Wednesday October 16 2019
In spring 1960 Britten’s friend and chairman of the Orient Line, Sir Colin Anderson, asked the composer to write a ‘theme tune’ for his new passenger liner Oriana which had been built to serve the UK to Australia route. He intended the tune to be recorded and played when she left port or tied up as well as in ceremonies on board. Britten agreed to do so, but the summer of 1960 saw him immersed in the premiere of his new opera A Midsummer Night’s Dream and its subsequent revisions, and the theme tune was delayed.
Anderson wrote to Britten again in September explaining that ‘Oriana moves majestically towards her final state’ and hoping that he could still write the theme music in time for two upcoming special events aboard the liner. On 21 October the Queen was to be shown around the ship; Anderson wrote to Britten ‘It would add vastly to the fun if your music could be played at a suitably dramatic moment. I shall choose one with care; but of course we shall need it most when we get stuck in a recalcitrant lift – or when all the lights go out’. This is the first time I have come across it being suggested, admittedly in jest, that Britten’s music be used as Muzak!
The second occasion for which Anderson hoped to play Oriana’s music was when he showed art historian and broadcaster, Kenneth Clark, around the liner as part of his TV series on industrial design.
Britten completed the fanfare on time, writing the date ‘Oct 4th 1960’ at the foot of the music manuscript, and sending it to Anderson that day. It is this manuscript and the covering letter which have been deposited in our collections.
In this covering letter Britten wrote of his fanfare ‘I wrote one for Bugles, but it came out too much like ‘Come to the C-house door, boys’, so I scrapped that. This one, as you see starts with a fanfare based on the cry of glory ‘Oriana’! … It can be played by any number of trumpets or cornets (either 100 or one solo chap) … Good luck for everything. I hope the lights don’t fail or the lift get stuck, but I know the Queen and you will rise to any occasion (especially backed by the Fanfare!)’

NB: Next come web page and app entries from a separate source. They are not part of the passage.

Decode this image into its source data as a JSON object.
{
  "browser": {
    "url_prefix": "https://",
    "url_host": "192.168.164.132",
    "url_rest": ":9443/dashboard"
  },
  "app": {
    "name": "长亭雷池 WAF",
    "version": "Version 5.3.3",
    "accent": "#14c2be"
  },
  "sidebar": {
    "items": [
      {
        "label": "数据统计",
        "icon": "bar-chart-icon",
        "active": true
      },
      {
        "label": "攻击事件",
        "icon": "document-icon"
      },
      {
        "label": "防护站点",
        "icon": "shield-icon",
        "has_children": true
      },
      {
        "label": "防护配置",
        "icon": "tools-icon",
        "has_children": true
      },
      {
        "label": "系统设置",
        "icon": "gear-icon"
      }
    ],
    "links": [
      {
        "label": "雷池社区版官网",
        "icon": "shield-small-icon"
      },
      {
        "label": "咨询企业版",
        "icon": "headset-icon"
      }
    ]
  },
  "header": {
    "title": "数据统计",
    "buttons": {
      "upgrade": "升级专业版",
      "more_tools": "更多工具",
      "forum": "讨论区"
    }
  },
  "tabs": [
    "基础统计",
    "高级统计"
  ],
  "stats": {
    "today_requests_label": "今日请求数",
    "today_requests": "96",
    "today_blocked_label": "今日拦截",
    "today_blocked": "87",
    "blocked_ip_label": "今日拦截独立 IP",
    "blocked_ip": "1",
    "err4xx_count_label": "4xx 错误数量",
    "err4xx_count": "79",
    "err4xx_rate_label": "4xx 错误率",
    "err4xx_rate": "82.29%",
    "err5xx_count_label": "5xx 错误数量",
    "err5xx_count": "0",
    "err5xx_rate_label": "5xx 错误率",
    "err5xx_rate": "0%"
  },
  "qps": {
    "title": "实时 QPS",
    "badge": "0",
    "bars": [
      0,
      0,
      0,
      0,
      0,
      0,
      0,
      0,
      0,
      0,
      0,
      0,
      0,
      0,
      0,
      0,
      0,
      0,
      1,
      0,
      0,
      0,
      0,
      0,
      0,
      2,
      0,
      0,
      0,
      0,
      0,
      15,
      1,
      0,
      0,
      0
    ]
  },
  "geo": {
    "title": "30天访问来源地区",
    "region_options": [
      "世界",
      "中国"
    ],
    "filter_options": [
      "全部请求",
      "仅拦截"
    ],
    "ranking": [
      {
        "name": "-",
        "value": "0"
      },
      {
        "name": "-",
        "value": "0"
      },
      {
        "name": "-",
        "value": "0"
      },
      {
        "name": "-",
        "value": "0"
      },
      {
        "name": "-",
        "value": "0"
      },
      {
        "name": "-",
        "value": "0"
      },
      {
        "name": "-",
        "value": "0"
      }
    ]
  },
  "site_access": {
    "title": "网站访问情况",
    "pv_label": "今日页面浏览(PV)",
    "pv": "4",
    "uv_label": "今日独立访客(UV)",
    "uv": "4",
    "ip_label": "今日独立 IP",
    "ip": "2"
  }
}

We already held, amongst Britten’s discarded draft material, the scrapped fanfare Britten alludes to. It predates the improved version by 2 days – Britten dated it ‘Oct 2nd 1960’. Decide for yourself whether it resembles the bugle call traditionally played to call troops to the canteen for meals, popularised with the lyrics ‘Come to the cookhouse door, boys, come to the cookhouse door’.
A keen patron of the arts, Anderson also commissioned works of art for his companies’ ships from, amongst others, Ceri Richards and John Piper, both artists connected with the English Opera Group, of which Anderson was a director for ten years. In particular John Piper was commissioned to create a large mural for the Oriana – ‘Landscape of the two seasons’ – the centrepiece of the Princess Room.
The Oriana’s maiden voyage was from Southampton to Sydney, setting sail on 3 December 1960 with Anderson on board. The two men remained friends, corresponding throughout Britten’s life; the warmth of their friendship and mutual respect comes across in their jovial letters, but also in the fact that the busy composer happily found time to fulfil his friend’s request. They also had mutual friends in John and Myfanwy Piper, and Prince Ludwig and Princess Margaret of Hesse and the Rhine – Peg and Lu – referred to as ‘Lupeg’ in Anderson’s letters.
Anderson continued to support Britten and his work, for example, donating five art works from his own collection to the March 1961 auction of art, books and manuscripts held at Christie’s to raise money for improvements to Aldeburgh Festival venues. Many other friends, collectors, artists, authors and composers gave items for sale, including John Piper. Britten sent a telegram to Anderson on board the Oriana asking for details of the works for the sale catalogue.
Anderson’s letters to Britten are beautifully written – letters such as these will unfortunately become increasingly rare, replaced by phone calls, emails and other electronic communications. Anderson wrote to Pears on 4 December 1976 offering him sympathy on Britten’s death ‘What can we say to you? The quenching of so bright a light – even though we had all been sadly watching its warming flickers for so long – leaves all in a sub-fuse gloom that there is no great hope of ever seeing dispersed for those of us who were already older then dear Ben was’.